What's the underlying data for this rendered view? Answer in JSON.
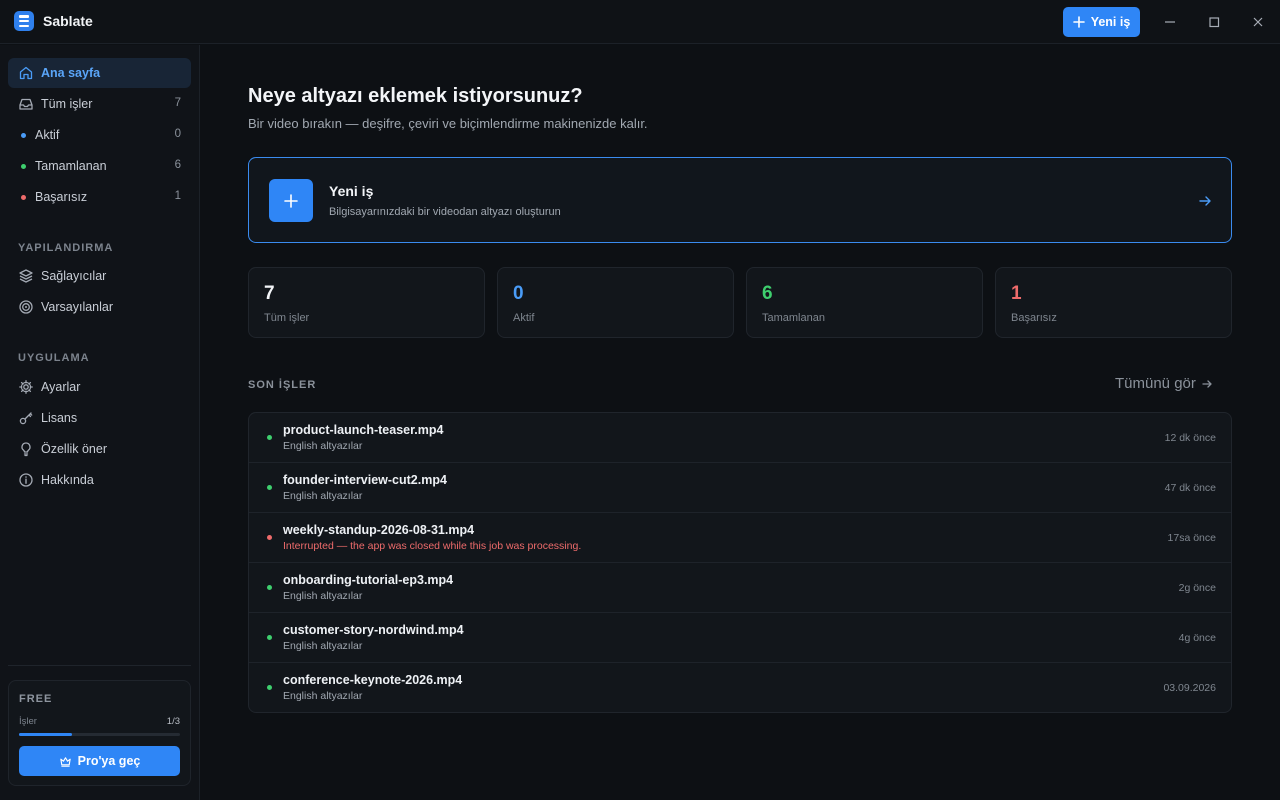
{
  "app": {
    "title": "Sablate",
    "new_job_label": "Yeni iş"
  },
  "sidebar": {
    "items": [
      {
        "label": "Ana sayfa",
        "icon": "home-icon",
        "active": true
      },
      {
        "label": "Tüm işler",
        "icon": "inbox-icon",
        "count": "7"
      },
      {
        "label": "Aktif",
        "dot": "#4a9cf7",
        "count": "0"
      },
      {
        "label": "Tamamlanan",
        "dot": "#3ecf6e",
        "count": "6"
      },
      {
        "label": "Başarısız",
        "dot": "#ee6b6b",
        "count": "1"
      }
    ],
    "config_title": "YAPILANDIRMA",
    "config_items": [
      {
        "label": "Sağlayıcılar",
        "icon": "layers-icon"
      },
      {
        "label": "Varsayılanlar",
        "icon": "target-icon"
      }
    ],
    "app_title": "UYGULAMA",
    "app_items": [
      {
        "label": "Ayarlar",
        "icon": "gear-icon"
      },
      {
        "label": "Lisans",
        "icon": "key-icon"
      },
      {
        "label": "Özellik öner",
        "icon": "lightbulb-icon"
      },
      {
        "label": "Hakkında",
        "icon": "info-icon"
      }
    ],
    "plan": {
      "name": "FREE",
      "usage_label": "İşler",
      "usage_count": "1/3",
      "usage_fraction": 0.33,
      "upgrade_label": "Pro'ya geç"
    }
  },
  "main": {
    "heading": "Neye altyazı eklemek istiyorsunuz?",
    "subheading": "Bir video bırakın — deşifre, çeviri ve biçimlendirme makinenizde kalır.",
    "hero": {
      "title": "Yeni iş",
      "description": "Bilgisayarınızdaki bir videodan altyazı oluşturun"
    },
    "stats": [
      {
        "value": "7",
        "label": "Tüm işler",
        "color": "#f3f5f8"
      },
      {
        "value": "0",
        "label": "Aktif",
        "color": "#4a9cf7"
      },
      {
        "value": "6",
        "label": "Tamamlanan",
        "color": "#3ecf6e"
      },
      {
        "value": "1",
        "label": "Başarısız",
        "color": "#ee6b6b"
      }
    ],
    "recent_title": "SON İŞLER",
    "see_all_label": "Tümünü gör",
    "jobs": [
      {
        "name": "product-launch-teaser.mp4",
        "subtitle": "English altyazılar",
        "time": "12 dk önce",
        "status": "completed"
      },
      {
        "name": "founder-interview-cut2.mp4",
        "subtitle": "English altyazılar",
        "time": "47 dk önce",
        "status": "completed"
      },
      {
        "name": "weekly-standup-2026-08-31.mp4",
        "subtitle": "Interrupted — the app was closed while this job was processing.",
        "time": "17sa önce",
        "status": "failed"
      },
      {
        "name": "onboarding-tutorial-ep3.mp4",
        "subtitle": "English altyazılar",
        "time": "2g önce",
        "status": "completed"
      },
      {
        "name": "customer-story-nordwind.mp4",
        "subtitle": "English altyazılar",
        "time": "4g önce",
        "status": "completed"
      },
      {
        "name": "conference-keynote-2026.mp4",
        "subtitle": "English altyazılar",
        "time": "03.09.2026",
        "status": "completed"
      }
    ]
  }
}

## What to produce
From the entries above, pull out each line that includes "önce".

## Expected answer
        "time": "12 dk önce",
        "time": "47 dk önce",
        "time": "17sa önce",
        "time": "2g önce",
        "time": "4g önce",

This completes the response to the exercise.